The source code can be compiled using WiX v2. In addition to the binaries and debug symbols that comprise the Kerberos for Windows libraries an assembly manifest file (E.g.: Figure 2) and a catalog file are required. The catalog file can be created using the process outlined in .

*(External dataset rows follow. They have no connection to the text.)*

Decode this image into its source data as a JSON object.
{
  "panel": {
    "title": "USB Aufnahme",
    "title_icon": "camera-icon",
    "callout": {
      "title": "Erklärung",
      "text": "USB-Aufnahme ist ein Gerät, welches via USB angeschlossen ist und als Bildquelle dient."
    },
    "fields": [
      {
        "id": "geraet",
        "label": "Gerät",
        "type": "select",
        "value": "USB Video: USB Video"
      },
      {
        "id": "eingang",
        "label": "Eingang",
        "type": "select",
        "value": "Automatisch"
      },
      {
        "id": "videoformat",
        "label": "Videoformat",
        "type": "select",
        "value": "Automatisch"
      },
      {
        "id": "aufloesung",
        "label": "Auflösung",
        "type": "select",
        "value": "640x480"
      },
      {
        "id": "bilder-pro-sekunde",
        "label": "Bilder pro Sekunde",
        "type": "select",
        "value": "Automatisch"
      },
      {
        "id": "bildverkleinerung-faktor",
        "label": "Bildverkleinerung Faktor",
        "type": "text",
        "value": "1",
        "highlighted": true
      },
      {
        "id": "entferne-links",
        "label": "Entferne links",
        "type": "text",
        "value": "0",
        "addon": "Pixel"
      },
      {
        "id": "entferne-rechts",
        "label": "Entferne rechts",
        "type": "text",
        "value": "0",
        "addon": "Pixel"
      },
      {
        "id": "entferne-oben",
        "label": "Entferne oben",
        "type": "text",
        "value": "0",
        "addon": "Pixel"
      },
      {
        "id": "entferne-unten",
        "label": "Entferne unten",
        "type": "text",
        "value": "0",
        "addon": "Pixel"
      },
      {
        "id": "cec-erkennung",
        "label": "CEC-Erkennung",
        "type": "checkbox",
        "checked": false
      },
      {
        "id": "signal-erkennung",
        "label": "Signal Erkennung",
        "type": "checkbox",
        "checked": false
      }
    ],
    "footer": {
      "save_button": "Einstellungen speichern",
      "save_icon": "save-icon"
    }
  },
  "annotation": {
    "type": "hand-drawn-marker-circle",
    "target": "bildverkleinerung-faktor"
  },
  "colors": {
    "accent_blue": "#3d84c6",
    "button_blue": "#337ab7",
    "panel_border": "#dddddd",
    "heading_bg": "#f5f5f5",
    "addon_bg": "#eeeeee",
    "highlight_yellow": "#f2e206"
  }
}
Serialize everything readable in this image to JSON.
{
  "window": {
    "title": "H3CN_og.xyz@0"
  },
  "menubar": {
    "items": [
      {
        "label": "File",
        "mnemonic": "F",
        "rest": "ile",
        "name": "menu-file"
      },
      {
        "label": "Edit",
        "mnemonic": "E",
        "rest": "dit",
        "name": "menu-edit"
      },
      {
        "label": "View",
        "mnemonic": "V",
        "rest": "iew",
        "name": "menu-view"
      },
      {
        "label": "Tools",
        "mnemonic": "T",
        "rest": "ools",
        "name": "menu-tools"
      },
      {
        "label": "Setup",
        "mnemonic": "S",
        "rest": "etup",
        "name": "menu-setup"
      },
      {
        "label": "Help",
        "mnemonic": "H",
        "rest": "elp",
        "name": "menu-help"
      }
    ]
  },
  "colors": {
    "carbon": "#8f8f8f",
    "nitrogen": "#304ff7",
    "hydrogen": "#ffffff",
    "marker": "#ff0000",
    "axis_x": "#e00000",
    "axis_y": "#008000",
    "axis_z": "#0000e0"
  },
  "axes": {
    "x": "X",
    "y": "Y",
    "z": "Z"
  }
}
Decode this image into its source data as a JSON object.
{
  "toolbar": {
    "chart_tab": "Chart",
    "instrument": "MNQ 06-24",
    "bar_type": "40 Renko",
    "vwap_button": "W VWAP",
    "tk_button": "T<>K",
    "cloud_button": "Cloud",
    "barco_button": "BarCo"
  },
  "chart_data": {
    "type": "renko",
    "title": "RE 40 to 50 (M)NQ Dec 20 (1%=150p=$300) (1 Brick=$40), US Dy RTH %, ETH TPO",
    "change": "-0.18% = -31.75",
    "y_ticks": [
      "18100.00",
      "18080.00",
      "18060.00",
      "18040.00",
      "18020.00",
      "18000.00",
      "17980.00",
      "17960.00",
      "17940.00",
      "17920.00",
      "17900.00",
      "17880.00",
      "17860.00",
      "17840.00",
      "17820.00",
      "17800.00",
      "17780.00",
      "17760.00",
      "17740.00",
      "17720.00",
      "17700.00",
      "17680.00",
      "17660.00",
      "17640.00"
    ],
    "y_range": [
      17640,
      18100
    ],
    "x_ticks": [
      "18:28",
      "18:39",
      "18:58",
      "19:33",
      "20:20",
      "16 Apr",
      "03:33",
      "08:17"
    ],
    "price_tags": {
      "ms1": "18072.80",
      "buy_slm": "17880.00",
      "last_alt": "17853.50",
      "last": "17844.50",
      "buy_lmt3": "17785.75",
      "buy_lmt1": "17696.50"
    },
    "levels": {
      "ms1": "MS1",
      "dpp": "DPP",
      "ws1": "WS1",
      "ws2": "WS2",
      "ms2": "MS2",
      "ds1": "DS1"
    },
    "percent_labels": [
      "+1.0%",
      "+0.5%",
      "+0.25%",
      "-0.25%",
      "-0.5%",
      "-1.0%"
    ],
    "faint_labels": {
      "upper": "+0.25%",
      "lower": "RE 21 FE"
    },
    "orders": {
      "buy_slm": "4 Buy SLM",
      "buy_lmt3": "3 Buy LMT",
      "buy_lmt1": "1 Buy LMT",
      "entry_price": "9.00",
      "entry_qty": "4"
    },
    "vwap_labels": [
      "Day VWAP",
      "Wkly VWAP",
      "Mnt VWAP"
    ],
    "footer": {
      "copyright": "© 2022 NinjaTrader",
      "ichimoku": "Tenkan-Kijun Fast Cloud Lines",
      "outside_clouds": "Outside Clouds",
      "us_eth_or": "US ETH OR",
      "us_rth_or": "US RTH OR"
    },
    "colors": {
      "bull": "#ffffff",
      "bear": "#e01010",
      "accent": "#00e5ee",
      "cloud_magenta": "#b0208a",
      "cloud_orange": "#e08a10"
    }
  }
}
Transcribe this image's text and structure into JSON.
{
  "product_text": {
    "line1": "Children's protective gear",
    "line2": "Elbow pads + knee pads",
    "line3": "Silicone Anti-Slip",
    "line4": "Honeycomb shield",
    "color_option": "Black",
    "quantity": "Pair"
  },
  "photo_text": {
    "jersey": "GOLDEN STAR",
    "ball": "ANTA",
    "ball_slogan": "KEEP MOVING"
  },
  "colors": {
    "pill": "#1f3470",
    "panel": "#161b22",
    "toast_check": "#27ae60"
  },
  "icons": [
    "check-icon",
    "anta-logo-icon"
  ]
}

<?xml version='1.0'?> <Wix xmlns='http://schemas.microsoft.com/wix/2003/01/wi'> <Module Id='MIT.KerberosV.x86.Debug' Guid='B5AA69A2-87E7-4AD5-AB60-78098846E609' Language='0' Version='184.108.40.206'> <Package Id='????????-????-????-????-????????????' Description='Kerberos for Windows Libraries' Comments='Library assembly' Manufacturer='MIT' InstallerVersion='200' Compressed='yes' /> <Directory Id='TARGETDIR' Name='SourceDir'> <Directory Id='ModuleDir' Name='.' FileSource=".\"> <Component Id='cmp_KrbVAssembly' Guid='065094BA-A0F3-432A-AD7D-A96900298602'> <File Id="file_comerr32.dll" Name="comerr32.dll" Vital="yes" /> <File Id="file_comerr32.pdb" Name="comerr32.pdb" Vital="yes" /> <File Id="file_gssapi32.dll" Name="gssapi32.dll" Vital="yes" /> <File Id="file_gssapi32.pdb" Name="gssapi32.pdb" Vital="yes" /> <File Id="file_k5sprt32.dll" Name="k5sprt32.dll" Vital="yes" /> <File Id="file_k5sprt32.pdb" Name="k5sprt32.pdb" Vital="yes" /> <File Id="file_krb5_32.dll" Name="krb5_32.dll" Vital="yes" KeyPath="yes" Assembly="win32" AssemblyManifest="file_MIT.KerberosV.x86.Debug.manifest"/> <File Id="file_krb5_32.pdb" Name="krb5_32.pdb" Vital="yes" /> <File Id="file_krbcc32.dll" Name="krbcc32.dll" Vital="yes" /> <File Id="file_krbcc32.pdb" Name="krbcc32.pdb" Vital="yes" /> <File Id="file_krbcc32s.exe" Name="krbcc32s.exe" Vital="yes" /> <File Id="file_krbcc32s.pdb" Name="krbcc32s.pdb" Vital="yes" /> <File Id="file_leashw32.dll" Name="leashw32.dll" Vital="yes" /> <File Id="file_leashw32.pdb" Name="leashw32.pdb" Vital="yes" /> <File Id="file_MIT.KerberosV.x86.Debug.cat" Name="KrbV.cat" LongName="MIT.KerberosV.x86.Debug.cat" Vital="yes" /> <File Id="file_MIT.KerberosV.x86.Debug.manifest" Name="KrbV.man" LongName="MIT.KerberosV.x86.Debug.manifest" Vital="yes" /> <File Id="file_wshelp32.dll" Name="wshelp32.dll" Vital="yes" /> <File Id="file_wshelp32.pdb" Name="wshelp32.pdb" Vital="yes" /> <File Id="file_xpprof32.dll" Name="xpprof32.dll" Vital="yes" /> <File Id="file_xpprof32.pdb" Name="xpprof32.pdb" Vital="yes" /> </Component> </Directory> </Directory> <Configuration Name="FileApp" Format="Text" DisplayName="File_Application value" NonNullable="no" Description="File identifier for host executable if Kerberos for Windows is to be used as private assembly. If this value is NULL, then the assembly will be installed as a side-by-side assembly." /> <Substitution Table="MsiAssembly" Row="cmp_KrbVAssembly" Column="File_Application" Value="[=FileApp]" /> </Module> </Wix>
Figure 8: Sample WiX Source for Assembly Merge Module